Duke TIP’s educational programs provide academically talented students with advanced learning opportunities that match their specific learning needs and academic interests.
Students in all TIP programs will experience appropriately challenging coursework and have the opportunity to build social and emotional bonds with other academically talented peers in safe learning environments. TIP encourages students to pursue their curiosity and passion within collaborative learning environments and to take intellectual risks without concern about competition, effects on grades, performance, scores, or ranks.
Duke TIP does not assign grades or homework or allow participants to study outside of regularly scheduled course time, which also facilitates forging strong social connections in its face-to-face programs.
Why we have qualifying scores
Not all students have the same developmental readiness, learning needs, or aptitude at the same age. Moreover, even within the TIP population, participants have different levels of strength in different academic domains and may require different levels of academic challenge in different academic domains.
In an attempt to provide material at a developmentally appropriate level and pace based on student readiness, Duke TIP sets domain-specific qualifying criteria for many of its courses and programs that focus on academic challenge.
Changes for 2019
Existing TIP students will remain eligible for all programs they were previously eligible for. They may also qualify for additional programs and courses on the basis of these new guidelines.
Giving students more options
Students who qualify for Center courses in one domain and Academy courses in another domain are now eligible to take either the Center or Academy classes for which they are eligible. This change recognizes students’ varying strengths and provides them with more opportunities to pursue their interests in those areas of strength.
Qualifying scores matched to grade level
In the past, qualifying scores were the same for students whether they took the ACT or SAT in the eighth, ninth, or tenth grade. We have now added specific scores for each of those grade levels in order to provide a more accurate measurement of academic achievement.
Aligning ACT and SAT scores

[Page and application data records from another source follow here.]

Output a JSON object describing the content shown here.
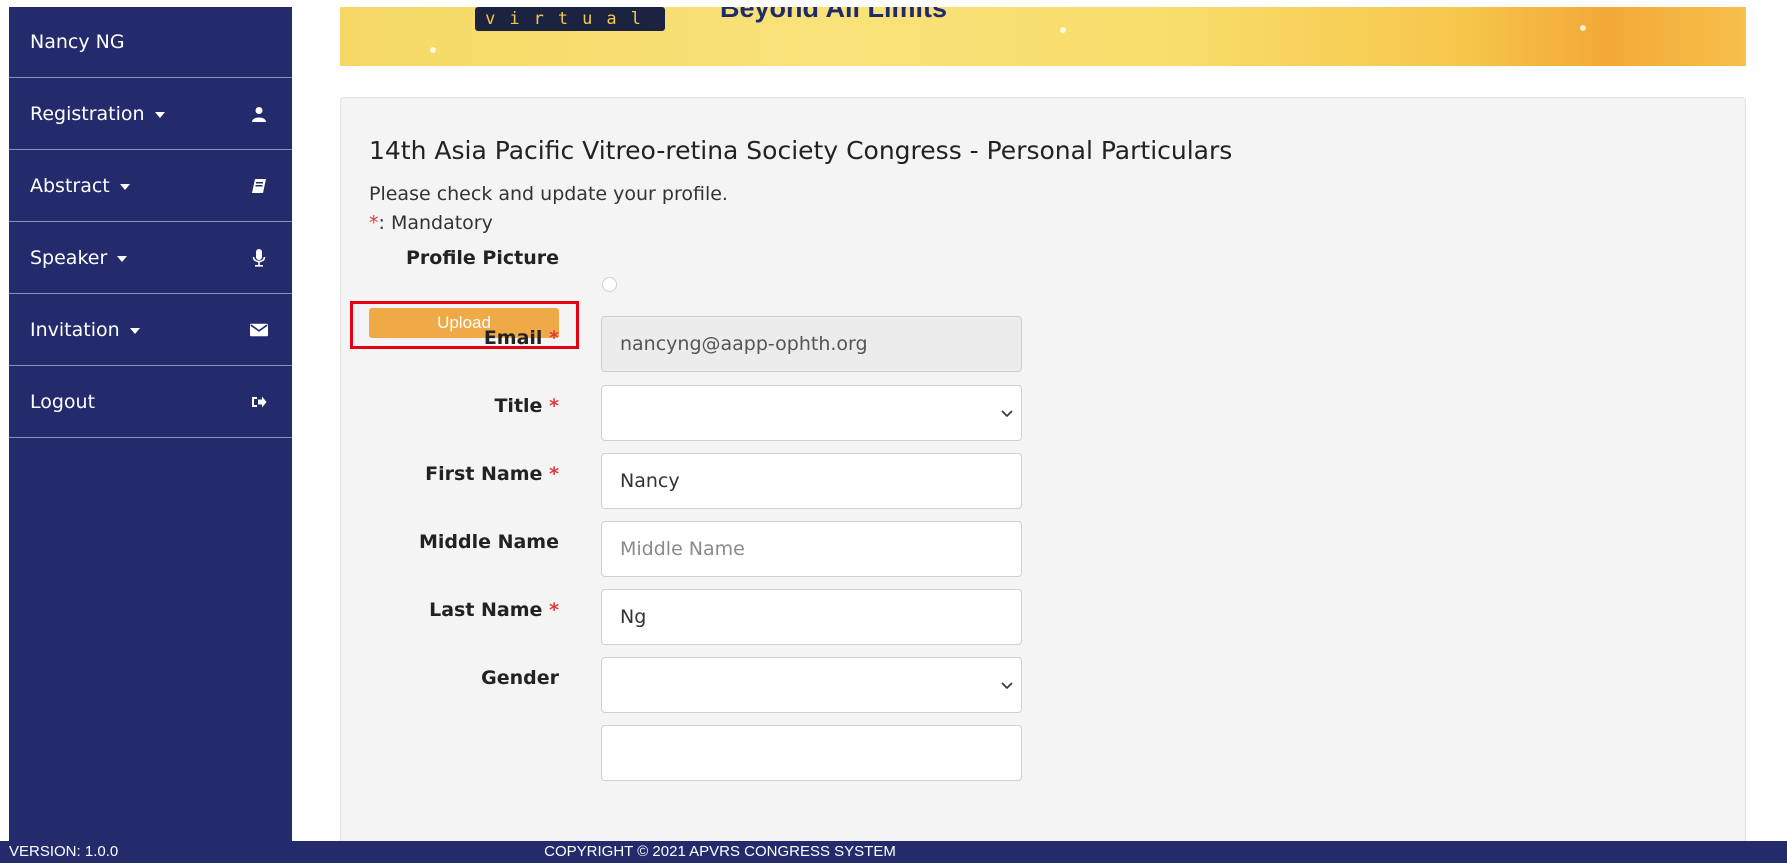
{
  "sidebar": {
    "user_name": "Nancy NG",
    "items": [
      {
        "label": "Registration",
        "icon": "user-icon",
        "has_caret": true
      },
      {
        "label": "Abstract",
        "icon": "book-icon",
        "has_caret": true
      },
      {
        "label": "Speaker",
        "icon": "microphone-icon",
        "has_caret": true
      },
      {
        "label": "Invitation",
        "icon": "envelope-icon",
        "has_caret": true
      },
      {
        "label": "Logout",
        "icon": "sign-out-icon",
        "has_caret": false
      }
    ]
  },
  "banner": {
    "chip_text": "virtual",
    "tagline": "Beyond All Limits"
  },
  "form": {
    "title": "14th Asia Pacific Vitreo-retina Society Congress - Personal Particulars",
    "subtitle": "Please check and update your profile.",
    "mandatory_mark": "*",
    "mandatory_text": ": Mandatory",
    "profile_picture_label": "Profile Picture",
    "upload_label": "Upload",
    "email": {
      "label": "Email",
      "required": "*",
      "value": "nancyng@aapp-ophth.org"
    },
    "title_field": {
      "label": "Title",
      "required": "*",
      "value": ""
    },
    "first_name": {
      "label": "First Name",
      "required": "*",
      "value": "Nancy"
    },
    "middle_name": {
      "label": "Middle Name",
      "placeholder": "Middle Name"
    },
    "last_name": {
      "label": "Last Name",
      "required": "*",
      "value": "Ng"
    },
    "gender": {
      "label": "Gender",
      "value": ""
    }
  },
  "footer": {
    "version": "VERSION: 1.0.0",
    "copyright": "COPYRIGHT © 2021 APVRS CONGRESS SYSTEM"
  },
  "colors": {
    "sidebar_bg": "#232b6c",
    "upload_button": "#efaa47",
    "highlight_border": "#e40012",
    "required_mark": "#e23b3b"
  }
}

In 2016, College Board redesigned the SAT. As a result, we had the opportunity to review our qualifying scores to ensure that ACT and SAT requirements were equal measurements of ability. We have adjusted our scores accordingly.
Summer Studies is a three-week residential program for high-achieving students in grades seven through ten. Taking place at thirteen college campuses across the country over two different summer sessions, the programs provide the social and intellectual stimulus that gifted students need.